6) The Viterbi version of the spreadsheet is almost identical to the forward-backward version. However, it substitutes “max” for ”+”, so instead of computing the forward probability α, it computes the Viterbi approximation μ.
7) To check your work, you only have to look at iteration 0, at the left of the spreadsheet. But for your interest, the spreadsheet does do reestimation. It is just like the forward-backward spreadsheet, but uses the Viterbi approximation. Interestingly, this approximation prevents it from really learning the pattern in the ice cream data, especially when you start it off with bad parameters. Instead of making gradual adjustments that converge to a good model, it jumps right to a model based on the Viterbi tag sequence. This sequence tends never to change again, so we have convergence to a mediocre model after one iteration. This is not surprising. The forward-backward algorithm is biased toward interpreting the world in terms of its stereotypes and then uses those interpretations to update its stereotypes. But the Viterbi approximation turns it into a blinkered fanatic that is absolutely positive that its stereotypes are correct, and therefore can't learn much from experience.
8) You won't be able to check your backpointers directly. Backpointers would be clumsy to implement in Excel, so to find the best path, the Viterbi spreadsheet instead uses μ and Graph probabilities, which are the Viterbi approximations to the forward and backward probabilities α and β. This trick makes it resemble the original spreadsheet more. But backpointers are conceptually simpler, and in a conventional programming language they are both faster and easier for you to implement.
9) On the ic dataset, you were able to get away without smoothing because you didn't have sparse data. You had actually observed all possible “words” and “tags” in ictrain .
10) Many smoothing methods use the probability of singletons to estimate the probability of novel words, as in Good-Turing smoothing. The “one-count” method is due to Chen and Goodman, who actually give it in a more general form where λ is a linear function of the number of singletons. This allows some smoothing to occur (λ>0) even if there are no singletons (sing=0). Chen and Goodman recommend using held-out data to choose the slope and intercept of the linear function.
11) It's because tags are not observed in the test data, so we can safely treat novel tag unigrams as impossible (probability 0). This just means that we will never guess a tag that we didn't see in training data—which is reasonable. By contrast, it would not be safe to assign 0 probability to novel words, because words are actually observed in the test data: if any novel words showed up there, we'd end up computing p(t,w)=0 probability for every tagging t of the test corpus w. So we will have to smooth ptw-backoff(wi|ti) below; it is only ptw-backoff(ti|ti-1) that can safely rule out novel events.
12) If you want to be anal-retentive, the ptw routine should specially force λ=0 for the tag ### in order to prevent any smoothing of ptw(·|###): it is a fact of nature that ptw(###|###) = 1 exactly.

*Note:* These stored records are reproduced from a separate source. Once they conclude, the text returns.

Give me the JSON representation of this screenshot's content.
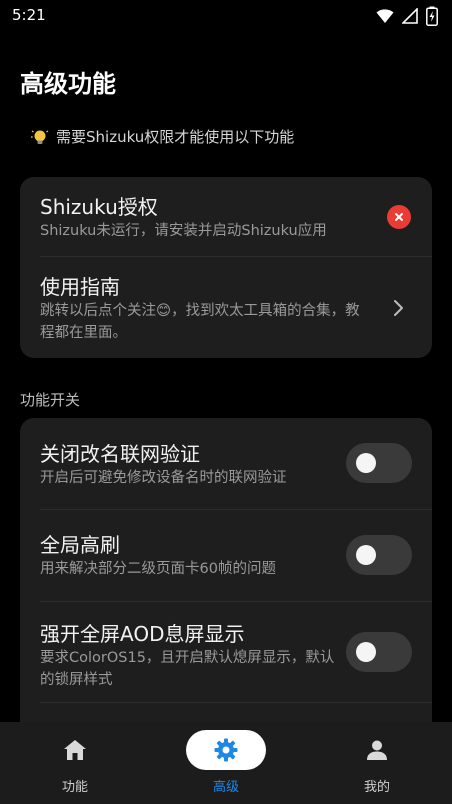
{
  "status_bar": {
    "time": "5:21"
  },
  "page": {
    "title": "高级功能"
  },
  "notice": {
    "text": "需要Shizuku权限才能使用以下功能"
  },
  "top_card": {
    "items": [
      {
        "title": "Shizuku授权",
        "subtitle": "Shizuku未运行，请安装并启动Shizuku应用",
        "status_icon": "error-x-icon"
      },
      {
        "title": "使用指南",
        "subtitle": "跳转以后点个关注😊，找到欢太工具箱的合集，教程都在里面。",
        "trailing_icon": "chevron-right-icon"
      }
    ]
  },
  "section": {
    "label": "功能开关"
  },
  "switch_card": {
    "items": [
      {
        "title": "关闭改名联网验证",
        "subtitle": "开启后可避免修改设备名时的联网验证",
        "enabled": false
      },
      {
        "title": "全局高刷",
        "subtitle": "用来解决部分二级页面卡60帧的问题",
        "enabled": false
      },
      {
        "title": "强开全屏AOD息屏显示",
        "subtitle": "要求ColorOS15，且开启默认熄屏显示，默认的锁屏样式",
        "enabled": false
      }
    ]
  },
  "bottom_nav": {
    "items": [
      {
        "label": "功能",
        "icon": "home-icon",
        "active": false
      },
      {
        "label": "高级",
        "icon": "gear-icon",
        "active": true
      },
      {
        "label": "我的",
        "icon": "person-icon",
        "active": false
      }
    ]
  },
  "colors": {
    "accent": "#1e88e5",
    "error": "#ea3b35",
    "card": "#1e1e1e"
  }
}
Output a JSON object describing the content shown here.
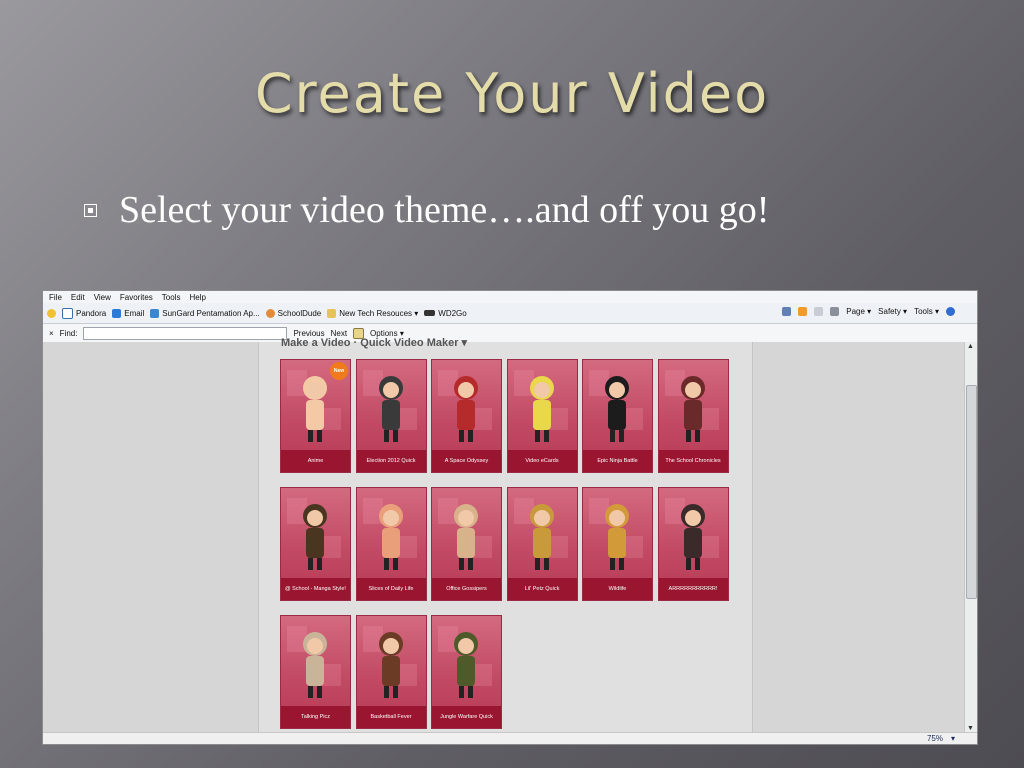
{
  "slide": {
    "title": "Create Your Video",
    "bullet": "Select your video theme….and off you go!"
  },
  "browser": {
    "menu": [
      "File",
      "Edit",
      "View",
      "Favorites",
      "Tools",
      "Help"
    ],
    "favorites": [
      "Pandora",
      "Email",
      "SunGard Pentamation Ap...",
      "SchoolDude",
      "New Tech Resouces ▾",
      "WD2Go"
    ],
    "commands": [
      "Page ▾",
      "Safety ▾",
      "Tools ▾"
    ],
    "find": {
      "close": "×",
      "label": "Find:",
      "value": "",
      "previous": "Previous",
      "next": "Next",
      "options": "Options ▾"
    },
    "heading": "Make a Video  ·  Quick Video Maker ▾",
    "themes": [
      {
        "label": "Anime",
        "badge": "New"
      },
      {
        "label": "Election 2012 Quick"
      },
      {
        "label": "A Space Odyssey"
      },
      {
        "label": "Video eCards"
      },
      {
        "label": "Epic Ninja Battle"
      },
      {
        "label": "The School Chronicles"
      },
      {
        "label": "@ School - Manga Style!"
      },
      {
        "label": "Slices of Daily Life"
      },
      {
        "label": "Office Gossipers"
      },
      {
        "label": "Lil' Petz Quick"
      },
      {
        "label": "Wildlife"
      },
      {
        "label": "ARRRRRRRRRRR!"
      },
      {
        "label": "Talking Picz"
      },
      {
        "label": "Basketball Fever"
      },
      {
        "label": "Jungle Warfare Quick"
      }
    ],
    "zoom": "75%"
  }
}
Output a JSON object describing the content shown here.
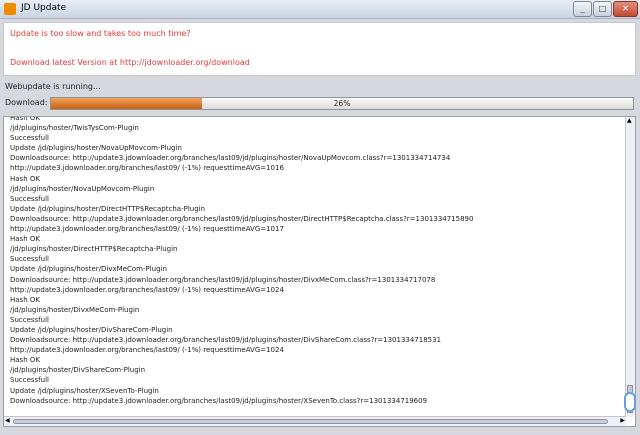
{
  "window": {
    "title": "JD Update",
    "minimize": "_",
    "maximize": "□",
    "close": "✕"
  },
  "banner": {
    "line1": "Update is too slow and takes too much time?",
    "line2": "Download latest Version at http://jdownloader.org/download"
  },
  "status_text": "Webupdate is running...",
  "download": {
    "label": "Download:",
    "progress_percent": 26,
    "progress_text": "26%"
  },
  "colors": {
    "banner_text": "#e23a3a",
    "progress_fill": "#d8731f"
  },
  "log_lines": [
    "Hash OK",
    "/jd/plugins/hoster/TwisTysCom-Plugin",
    "Successfull",
    "Update /jd/plugins/hoster/NovaUpMovcom-Plugin",
    "Downloadsource: http://update3.jdownloader.org/branches/last09/jd/plugins/hoster/NovaUpMovcom.class?r=1301334714734",
    "http://update3.jdownloader.org/branches/last09/ (-1%) requesttimeAVG=1016",
    "Hash OK",
    "/jd/plugins/hoster/NovaUpMovcom-Plugin",
    "Successfull",
    "Update /jd/plugins/hoster/DirectHTTP$Recaptcha-Plugin",
    "Downloadsource: http://update3.jdownloader.org/branches/last09/jd/plugins/hoster/DirectHTTP$Recaptcha.class?r=1301334715890",
    "http://update3.jdownloader.org/branches/last09/ (-1%) requesttimeAVG=1017",
    "Hash OK",
    "/jd/plugins/hoster/DirectHTTP$Recaptcha-Plugin",
    "Successfull",
    "Update /jd/plugins/hoster/DivxMeCom-Plugin",
    "Downloadsource: http://update3.jdownloader.org/branches/last09/jd/plugins/hoster/DivxMeCom.class?r=1301334717078",
    "http://update3.jdownloader.org/branches/last09/ (-1%) requesttimeAVG=1024",
    "Hash OK",
    "/jd/plugins/hoster/DivxMeCom-Plugin",
    "Successfull",
    "Update /jd/plugins/hoster/DivShareCom-Plugin",
    "Downloadsource: http://update3.jdownloader.org/branches/last09/jd/plugins/hoster/DivShareCom.class?r=1301334718531",
    "http://update3.jdownloader.org/branches/last09/ (-1%) requesttimeAVG=1024",
    "Hash OK",
    "/jd/plugins/hoster/DivShareCom-Plugin",
    "Successfull",
    "Update /jd/plugins/hoster/XSevenTo-Plugin",
    "Downloadsource: http://update3.jdownloader.org/branches/last09/jd/plugins/hoster/XSevenTo.class?r=1301334719609"
  ]
}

13) The root of the problem is that there are n+1 tagged words but only n tag-tag pairs. Omitting one of the boundaries arranges that Graph, Graph, and Graph all equal n, just as Graph. To see how this works out in practice, consider the unsmoothed estimate ptt(ti|ti-1) = c(ti-1, ti)/c(ti-1): i can only range from 1 to n in the numerator (i≠ 0), so for consistency it should only be allowed to range from 1 to n in the denominator c(ti-1) and in the numerator of the backoff estimate /c(ti)/n. Hence the stored count c(t) should only count n of the n+1 tags, omitting one of the boundary tags ### (it doesn't matter which boundary since they are identical). Now notice that c(t) is also used in the denominator of ptw(wi|ti); since we have just decided that this count will only consider i from 1 to n in the denominator, we have to count the numerator c(ti,wi) and the numerator of the backoff estimate /c(wi)/n in the same way, for consistency.
Jason Baldridge,
Apr 3, 2011, 7:46 AM